__WHAT YOU WILL DO__.
Exactly as written, return the entries below, minus any pictures.

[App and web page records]
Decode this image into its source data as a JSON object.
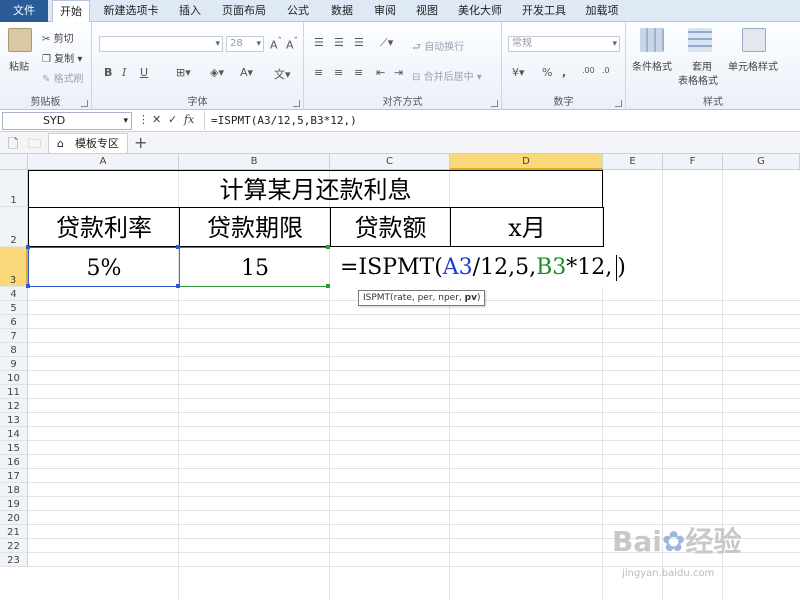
{
  "tabs": [
    "文件",
    "开始",
    "新建选项卡",
    "插入",
    "页面布局",
    "公式",
    "数据",
    "审阅",
    "视图",
    "美化大师",
    "开发工具",
    "加载项"
  ],
  "ribbon": {
    "clipboard": {
      "paste": "粘贴",
      "cut": "剪切",
      "copy": "复制",
      "format_painter": "格式刷",
      "label": "剪贴板"
    },
    "font": {
      "font_size": "28",
      "label": "字体",
      "bold": "B",
      "italic": "I",
      "underline": "U"
    },
    "alignment": {
      "wrap": "自动换行",
      "merge": "合并后居中",
      "label": "对齐方式"
    },
    "number": {
      "format": "常规",
      "percent": "%",
      "comma": ",",
      "label": "数字"
    },
    "styles": {
      "conditional": "条件格式",
      "table_fmt_1": "套用",
      "table_fmt_2": "表格格式",
      "cell_style": "单元格样式",
      "label": "样式"
    }
  },
  "formula_bar": {
    "name_box": "SYD",
    "fx": "fx",
    "formula": "=ISPMT(A3/12,5,B3*12,)"
  },
  "doc_tab": "模板专区",
  "columns": [
    "A",
    "B",
    "C",
    "D",
    "E",
    "F",
    "G"
  ],
  "rows": [
    "1",
    "2",
    "3",
    "4",
    "5",
    "6",
    "7",
    "8",
    "9",
    "10",
    "11",
    "12",
    "13",
    "14",
    "15",
    "16",
    "17",
    "18",
    "19",
    "20",
    "21",
    "22",
    "23"
  ],
  "sheet": {
    "title": "计算某月还款利息",
    "headers": [
      "贷款利率",
      "贷款期限",
      "贷款额",
      "x月"
    ],
    "values": [
      "5%",
      "15"
    ],
    "edit": {
      "prefix": "=ISPMT(",
      "ref1": "A3",
      "part2": "/12,5,",
      "ref2": "B3",
      "part3": "*12,",
      "suffix": ")"
    },
    "tooltip": "ISPMT(rate, per, nper, ",
    "tooltip_bold": "pv",
    "tooltip_end": ")"
  },
  "colors": {
    "ref1": "#1f3bd1",
    "ref2": "#1d8a2a",
    "selection": "#f9d97a"
  },
  "watermark": {
    "brand": "Bai",
    "brand2": "经验",
    "url": "jingyan.baidu.com"
  }
}
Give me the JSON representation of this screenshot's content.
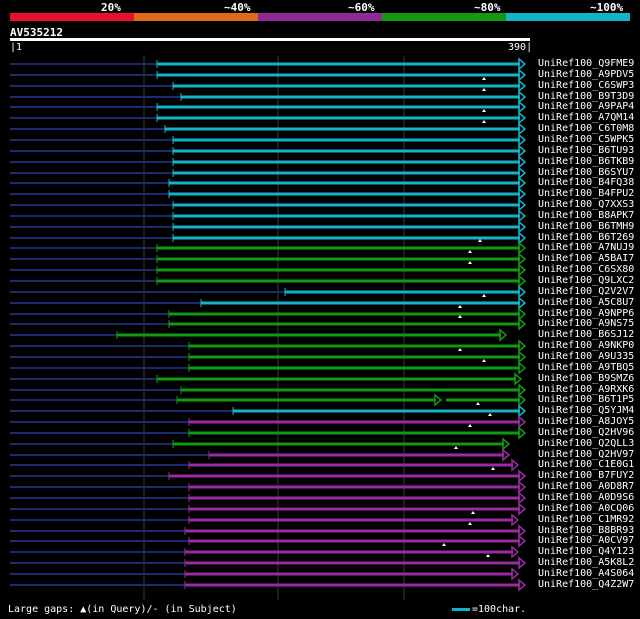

__RESPONSE__.
Decode this image into its source data as a JSON object.
{
  "tabs": [
    "文件",
    "开始",
    "新建选项卡",
    "插入",
    "页面布局",
    "公式",
    "数据",
    "审阅",
    "视图",
    "美化大师",
    "开发工具",
    "加载项"
  ],
  "ribbon": {
    "clipboard": {
      "paste": "粘贴",
      "cut": "剪切",
      "copy": "复制",
      "format_painter": "格式刷",
      "label": "剪贴板"
    },
    "font": {
      "font_size": "28",
      "label": "字体",
      "bold": "B",
      "italic": "I",
      "underline": "U"
    },
    "alignment": {
      "wrap": "自动换行",
      "merge": "合并后居中",
      "label": "对齐方式"
    },
    "number": {
      "format": "常规",
      "percent": "%",
      "comma": ",",
      "label": "数字"
    },
    "styles": {
      "conditional": "条件格式",
      "table_fmt_1": "套用",
      "table_fmt_2": "表格格式",
      "cell_style": "单元格样式",
      "label": "样式"
    }
  },
  "formula_bar": {
    "name_box": "SYD",
    "fx": "fx",
    "formula": "=ISPMT(A3/12,5,B3*12,)"
  },
  "doc_tab": "模板专区",
  "columns": [
    "A",
    "B",
    "C",
    "D",
    "E",
    "F",
    "G"
  ],
  "rows": [
    "1",
    "2",
    "3",
    "4",
    "5",
    "6",
    "7",
    "8",
    "9",
    "10",
    "11",
    "12",
    "13",
    "14",
    "15",
    "16",
    "17",
    "18",
    "19",
    "20",
    "21",
    "22",
    "23"
  ],
  "sheet": {
    "title": "计算某月还款利息",
    "headers": [
      "贷款利率",
      "贷款期限",
      "贷款额",
      "x月"
    ],
    "values": [
      "5%",
      "15"
    ],
    "edit": {
      "prefix": "=ISPMT(",
      "ref1": "A3",
      "part2": "/12,5,",
      "ref2": "B3",
      "part3": "*12,",
      "suffix": ")"
    },
    "tooltip": "ISPMT(rate, per, nper, ",
    "tooltip_bold": "pv",
    "tooltip_end": ")"
  },
  "colors": {
    "ref1": "#1f3bd1",
    "ref2": "#1d8a2a",
    "selection": "#f9d97a"
  },
  "watermark": {
    "brand": "Bai",
    "brand2": "经验",
    "url": "jingyan.baidu.com"
  }
}
Give me the JSON representation of this screenshot's content.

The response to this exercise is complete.